By Casey Liss
Fast Text Financials

In the past, I’ve seen some developers — most notably Jared Sinclair — open up regarding the living they’ve made off the App Store. I’ve always found these sorts of posts fascinating (see also Pomplamoose’s recent tour dissection). Here’s the lifetime financials of my recently discontinued app, Fast Text.


Year Total Apple Payments
2010 $43.10
2011 $118.65
2012 $89.76
2013 $295.36
2014 $282.52
Total $829.39

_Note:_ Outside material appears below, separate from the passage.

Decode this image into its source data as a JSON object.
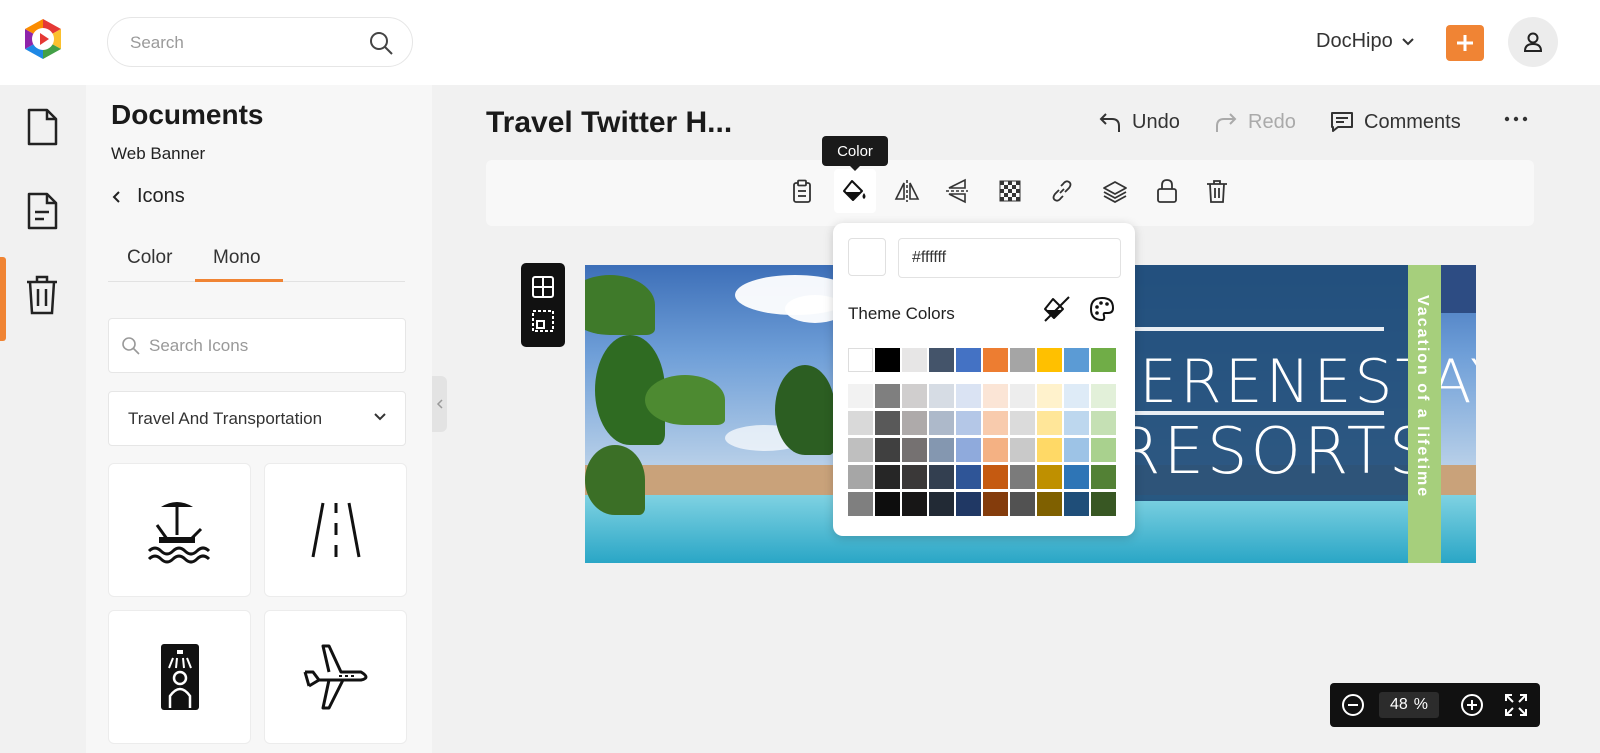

It’s worth noting that Fast Text didn’t debut in the App Store until late June 2010. Additionally, it was only updated a few times. The only “major” update was to add support for sending e-mails (in addition to text messages). Otherwise, the app has mostly remained stagnant since 2010.


Year Item Cost
2010 Apple iOS Developer Membership $99
2010 Opacity Express $40
2011 Apple iOS Developer Membership $99
2012 Apple iOS Developer Membership $99
2013 Apple iOS Developer Membership $99
2014 Apple iOS Developer Membership $99
Total $534

I used Opacity Express in order to generate my awesome icon. Otherwise, the only thing I paid for was the annual Apple iOS Developer Program membership.

I don’t consider WWDC as an expense related to Fast Text, though I’ve gone from 2011-2014. Of those four times, only once have I paid my own way; the rest of the times work paid for me to go.


Let me start by saying that I earned $295.39 from Fast Text during its lifetime. That certainly isn’t bad, but broken down a bit, the picture is less rosy.

Let’s take the total duration of time Fast Text was in the store as 4.5 years, though it was actually slightly less. With that in mind, let’s look at some averages:

Yearly Profit: $65.64
Monthly Profit: $5.47
Weekly Profit: $1.26
Daily Profit: $0.18

That… isn’t that much. Surely more than nothing, and I’m thankful to finally be in the black. However, that almost wasn’t the case.

In 2013 and 2014 both, Fast Text was mentioned on ATP. That led to huge spikes in downloads:

Sales Chart

Before those two mentions, Fast Text was not actually profitable at all. In fact, it wasn’t profitable until at least its third year in the App Store, after the first spike.

The only easy and semi-direct comparison I have is Bugshot, Marco’s far-more-useful-but-also-$0.99 app. It earned Marco quite a lot more money — over $3500 — in just a few weeks.

To Be Clear…

  • The app was $0.99 for its entire run. The price was never changed.
  • I didn’t market the app outside of a couple mentions on ATP.
  • I didn’t put near enough care into it, hence it getting discontinued.
  • The app was really simple. Far simpler than many other $0.99 apps.
  • Not updating your app is undeniably not the path to financial success.

My experience may not be yours. It may be better. It may be worse. If nothing else, it’s just another data point.